Gilead nabs HIV drug OK, rivals sue

Feb 09, 2018

The U.S. FDA has approved Gilead’s new HIV drug, Biktarvy, a once-daily, triple-combination tablet.

Biktarvy combines new integrase inhibitor bictegravir with Descovy, an older medication that combines emtricitabine and tenofovir alafenamide.

According to Gilead, Biktarvy does not require testing for HLA-B*5701 (a gene that predisposes patients to having an allergic reaction from HIV med, abacavir), has no food intake requirements, and has no baseline viral load or CD4 count restrictions. The drug’s label includes a boxed warning that use could worsen hepatitis B infection in certain patients.

Rival ViiV Healthcare, a joint venture majority-owned by GSK, with Pfizer and Shionogi Limited as shareholders, immediately filed a lawsuit alleging that Gilead was infringing patents related to the ViiV’s triple-drug HIV treatment, Triumeq. Specifically, Viiv says Biktarvy infringes on its patent covering dolutegravir and other compounds that include dolutegravir’s unique chemical scaffold.

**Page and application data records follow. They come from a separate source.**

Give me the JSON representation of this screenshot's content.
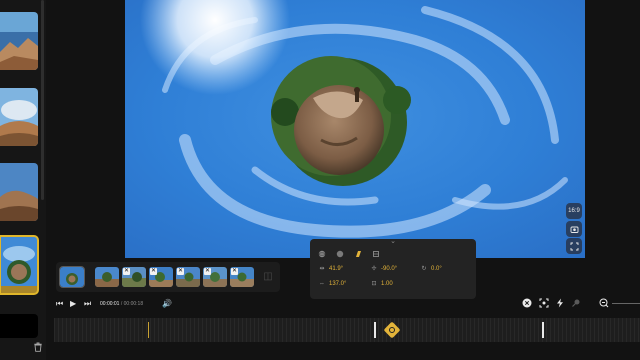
{
  "params": {
    "fov": "41.9°",
    "pitch": "-90.0°",
    "roll": "0.0°",
    "yaw": "137.0°",
    "zoom": "1.00"
  },
  "playback": {
    "current_time": "00:00:01",
    "separator": " / ",
    "total_time": "00:00:18"
  },
  "side_controls": {
    "aspect_label": "16:9"
  },
  "clips": [
    {
      "has_close": false
    },
    {
      "has_close": false
    },
    {
      "has_close": true
    },
    {
      "has_close": true
    },
    {
      "has_close": true
    },
    {
      "has_close": true
    },
    {
      "has_close": true
    }
  ],
  "icons": {
    "prev": "skip-back-icon",
    "play": "play-icon",
    "next": "skip-forward-icon",
    "volume": "volume-icon",
    "delete": "trash-icon",
    "tabs": [
      "sphere-icon",
      "circle-icon",
      "keyframe-icon",
      "layers-icon"
    ]
  },
  "colors": {
    "accent": "#e3b43a",
    "panel": "#232323",
    "background": "#121212"
  }
}
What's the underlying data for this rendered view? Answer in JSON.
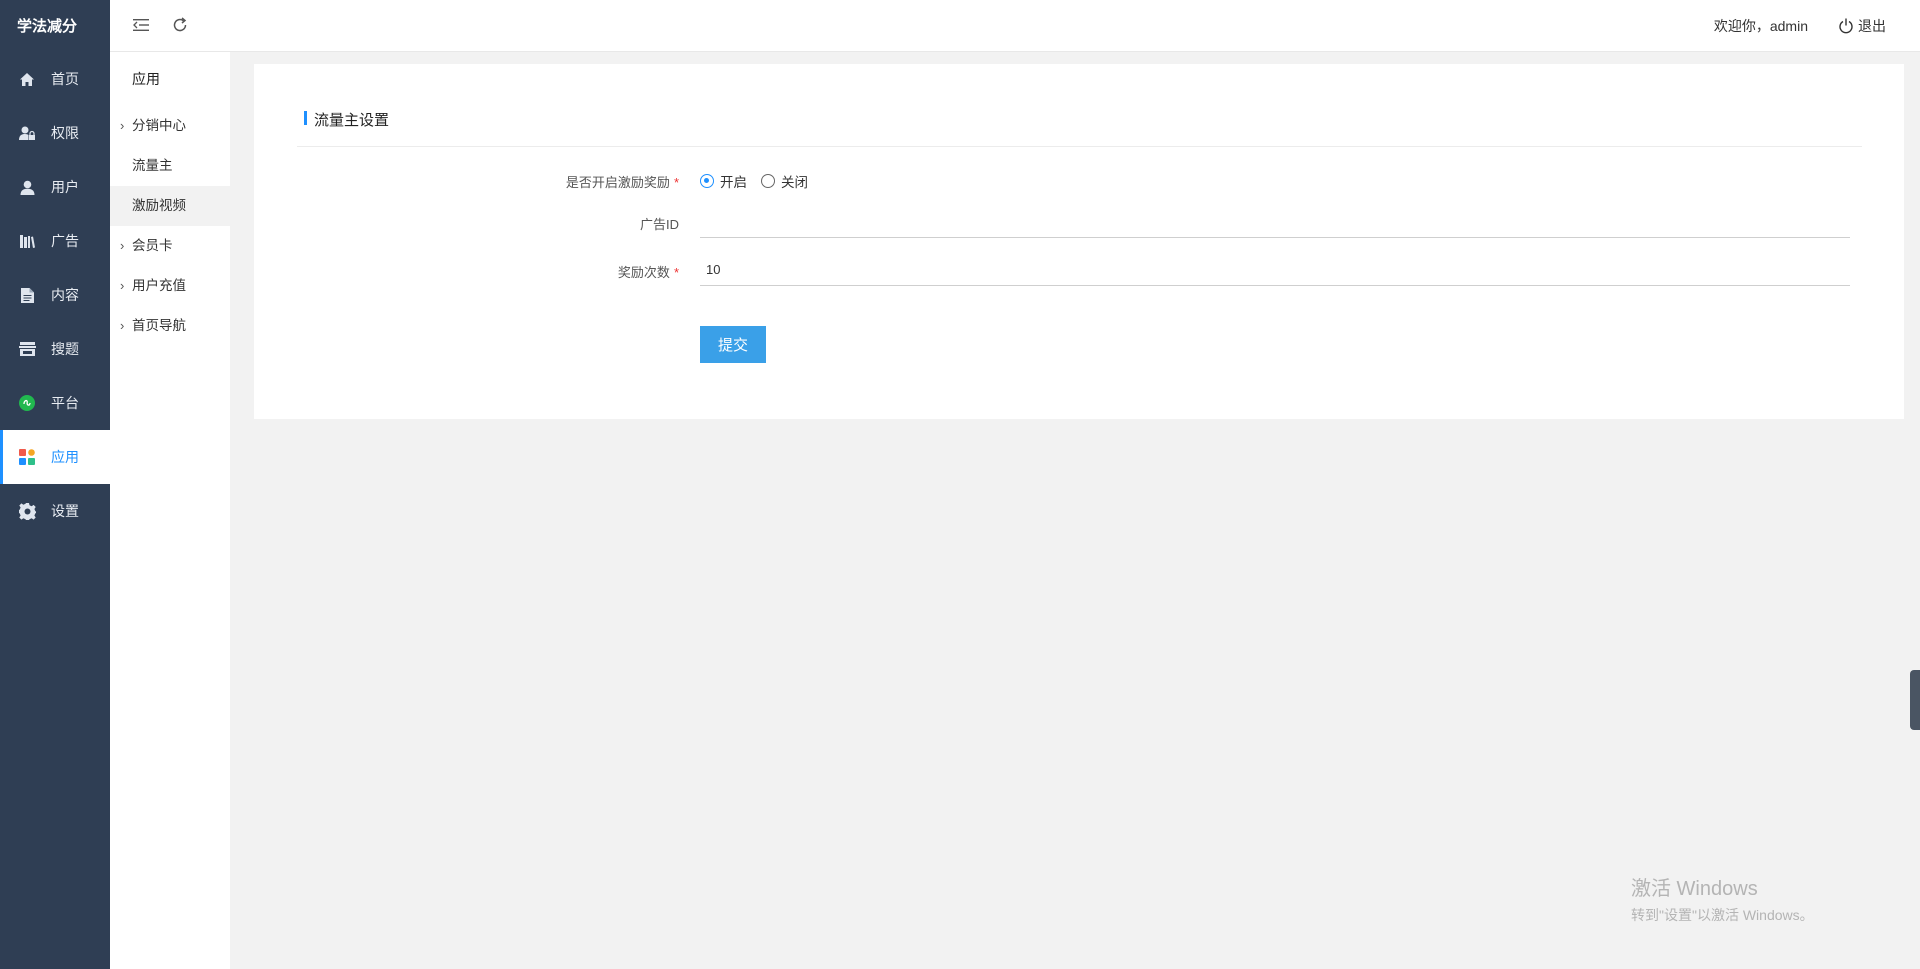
{
  "brand": "学法减分",
  "nav": [
    {
      "label": "首页",
      "icon": "home-icon"
    },
    {
      "label": "权限",
      "icon": "user-lock-icon"
    },
    {
      "label": "用户",
      "icon": "user-icon"
    },
    {
      "label": "广告",
      "icon": "books-icon"
    },
    {
      "label": "内容",
      "icon": "document-icon"
    },
    {
      "label": "搜题",
      "icon": "store-icon"
    },
    {
      "label": "平台",
      "icon": "wechat-icon"
    },
    {
      "label": "应用",
      "icon": "apps-icon",
      "active": true
    },
    {
      "label": "设置",
      "icon": "gear-icon"
    }
  ],
  "submenu": {
    "title": "应用",
    "items": [
      {
        "label": "分销中心",
        "expandable": true
      },
      {
        "label": "流量主",
        "expandable": false
      },
      {
        "label": "激励视频",
        "expandable": false,
        "active": true
      },
      {
        "label": "会员卡",
        "expandable": true
      },
      {
        "label": "用户充值",
        "expandable": true
      },
      {
        "label": "首页导航",
        "expandable": true
      }
    ]
  },
  "header": {
    "welcome": "欢迎你，admin",
    "logout": "退出"
  },
  "form": {
    "section_title": "流量主设置",
    "enable_label": "是否开启激励奖励",
    "enable_options": [
      "开启",
      "关闭"
    ],
    "enable_selected": "开启",
    "ad_id_label": "广告ID",
    "ad_id_value": "",
    "reward_count_label": "奖励次数",
    "reward_count_value": "10",
    "required_mark": "*",
    "submit_label": "提交"
  },
  "watermark": {
    "line1": "激活 Windows",
    "line2": "转到\"设置\"以激活 Windows。"
  },
  "colors": {
    "sidebar_bg": "#2f3e54",
    "accent": "#1e90ff",
    "button_bg": "#3aa0e8"
  }
}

The global market for HIV drugs could reach as high as $40 billion a year by 2021, according to Quintiles IMS Institute.

Read the Gilead press release